New DLUHC Ministerial Team

The new ministerial team at the Department for Levelling Up, Housing and communities (DLUHC) is led by new Secretary of State, The Rt Hon Simon Clarke MP. The Minister for Local Government and Building Safety is Paul Scully MP, the Minister for Housing is Lee Rowley MP, the Minister for Levelling Up is Dehenna Davidson MP, the Minister for Housing and Communities is The Rt Hon Andrew Stephenson MP, and the Minister for Communities is Baroness Scott of Bybrook OBE. The two key ministers are Simon Clarke and Lee Rowley:

Simon Clarke, New Secertary of State for Levelling Up, Housing and Communities

Simon Clarke replaced Greg Clark, who took the job temporarily after Michael Gove was sacked by Boris Johnson. Clarke was an early supporter of Liz Truss and has been duly rewarded.

Clarke is 37 years old and was elected in 2017 in Middlesbrough South and East Cleveland, winning the seat from Labour. Clarke was given a role in Johnson’s government in 2019, as junior minister in the treasury. He was then made minister for regional growth and local government in a reshuffle in February 2020, though he resigned for personal reasons 7 months later. Subsequently, Clarke became the youngest cabinet minister in government after he was appointed chief secretary to the Treasury in a reshuffle in September 2021.

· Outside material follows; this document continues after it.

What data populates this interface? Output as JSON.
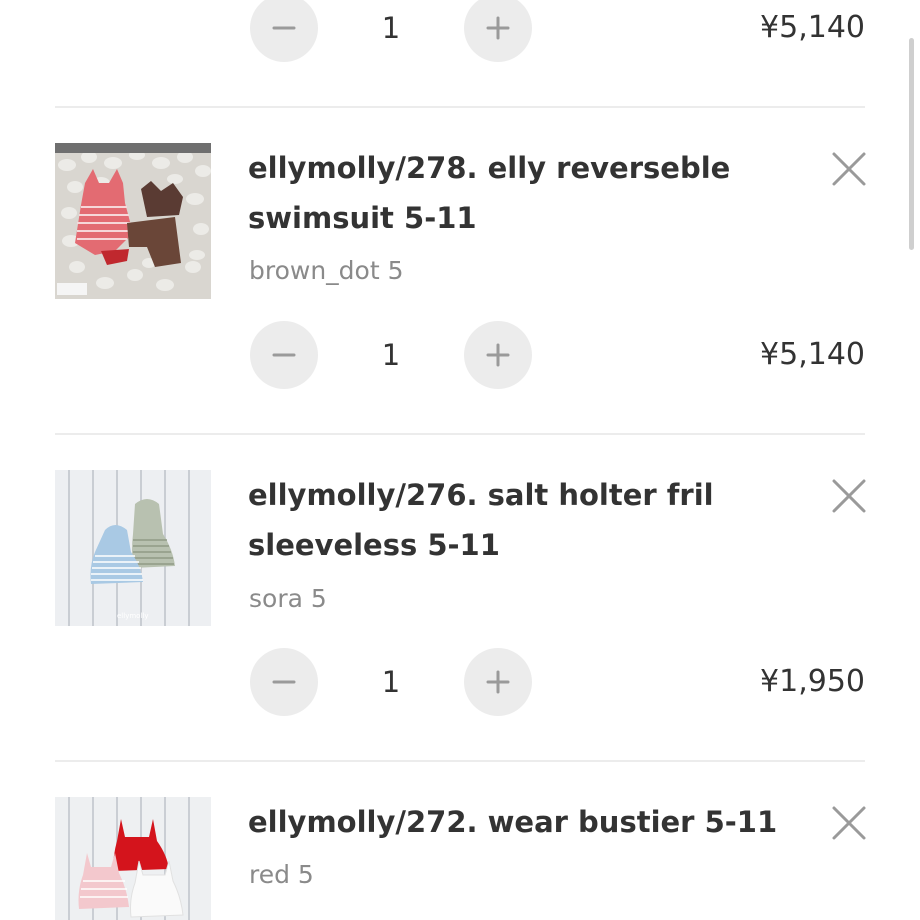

He has been a vocal supporter of policies that would drive home building, particularly in the North. Clarke has also been consistent in his support for Net Zero policies and has been vocal in speaking out against those from within his own party who have opposed them. He may make some statement regarding ongoing legislation in particular the Levelling Up and Regeneration Bill which is currently in committee stage in the House of Commons, but as of now it should be assumed that the bill will continue its progress through Parliament.

Lee Rowley MP, New Housing Minister

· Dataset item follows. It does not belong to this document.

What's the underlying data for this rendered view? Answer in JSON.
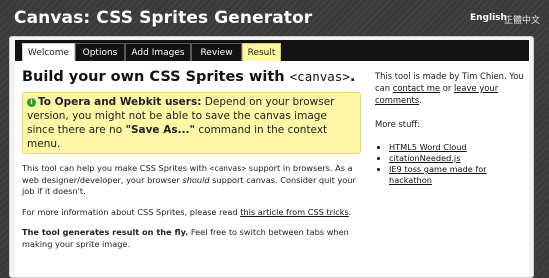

Lee Rowley is the 13th housing minister in 12 years. He was first elected to Northeast Derbyshire in 2017, having previously worked in finance and consultancy roles, and having been a councillor in Westminster for eight years, stepping down in 2014. Under Johnson he was a junior Minister in the Department for Business, Energy and Industrial Strategy, with his brief included construction. He was among the ministers who resigned in July, eventually forcing Johnson out of Number 10.

He has previously engaged with housing and planning policy, having been a part of the Centre for Social Justice’s (CSJ) working group that published a report on housing and poverty in 2008. The report recommended that councils and housing associations should have more freedom when determining what to do with their housing stock. Specifically, CSJ recommended that assured shorthold tenancies should be introduced to make management of housing stock more effective.

Rowley has always been a staunch proponent of home ownership and was a supporter of the mooted policy of Right to Buy from housing associations that Johnson put forward towards the end of his premiership. This could signal a return to this policy under Truss.

Last year he wrote to then housing minister Robert Jenrick, asking him to weigh in on a battle over a green belt development in his constituency. He asked the then minister to prevent a building going ahead. He has also expressed the view that the planning system is “broken in places” during a Westminster Hall debate in December 2020. He suggested a replacement the Section 106 system “could be good in principle”.